The following is a list of common eye conditions. For information about cataracts, glaucoma, macular degeneration and diabetic retinopathy please see Eye Diseases.

  • Glaucoma is a leading cause of preventable vision loss and blindness in adults in the United States and Canada and the second leading cause of blindness in the World.
  • Commonly called "lazy eye", amblyopia can be treated successfully if detected early enough in childhood.
  • Often mistakenly called “stigmatism,” this common vision problem can be corrected with eyeglasses, contact lenses or refractive surgery.
  • Red, swollen eyelids and crusty debris at the base of your eyelashes are signs you may have blepharitis.
  • AIDS or other diseases that affect your immune system can increase your risk of serious eye problems from cytomegalovirus (CMV) infection.
  • People with serious vision problems from an eye injury or disease affecting the front surface of the eye can often regain vision with a cornea transplant.
  • Dry eye syndrome is a common condition, especially in women over age 40. Many treatment options are available.
  • Are you bothered by red, itchy eyes? You may have allergies.
  • “Floaters” are usually normal and harmless. But if you notice a sudden increase in floaters or floaters accompanied by flashes of light, see your eye doctor immediately.
  • Also called farsightedness, hyperopia is a common vision problem that can cause headaches, eyestrain and trouble reading.
  • This eye disease causes the cornea to grow thinner and bulge forward in an irregular cone-shape.
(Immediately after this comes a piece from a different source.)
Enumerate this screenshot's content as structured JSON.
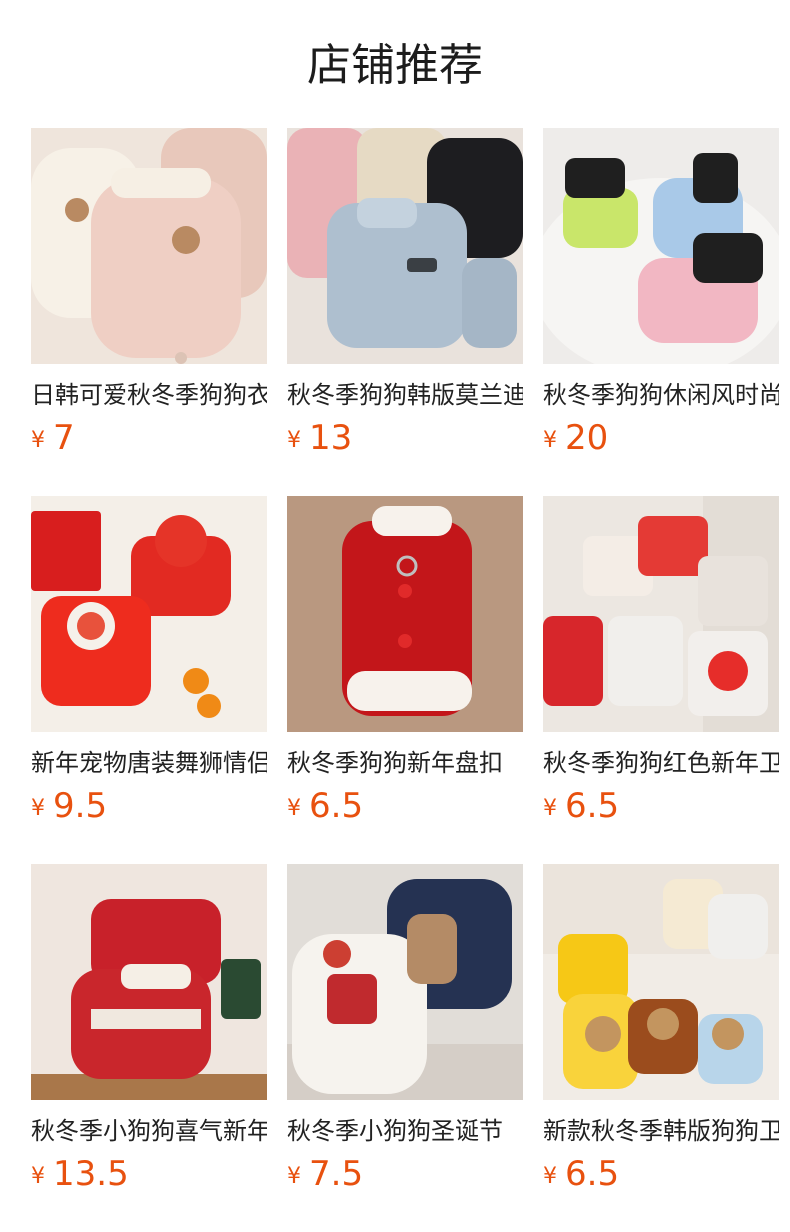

Treatment options range from gas permeable contact lenses to a cornea transplant.
  • Also called nearsightedness, myopia is a very common vision problem, affecting up to 30% of the Canadian population.
  • You’ve heard of high blood pressure, but what about high eye pressure?
  • This acute and contagious form of conjunctivitis is particularly common among preschoolers and school-age children.
  • These inherited disorders, commonly abbreviated as RP, cause progressive peripheral vision loss, night blindness and central vision loss.
  • This common problem is simply an infected lid gland. Learn how to prevent and treat styes.

Masks in Healthcare Facilities Update

MASKS ARE STILL REQUIRED FOR ALL HEALTHCARE FACILITIES

As the province moves towards relaxing mask mandates, we wanted to take this opportunity to provide clarification for the public health guidelines that will be in place.

According to the changes in regulation that will take place on March 21, 2022, masking requirements will be removed "in most places except public transit, long-term care, retirement homes and other health-care settings, shelters, jails and congregate care and living settings, including homes for individuals with developmental disabilities".

Clinics that provide healthcare services will still be required to adhere to the masking guidelines.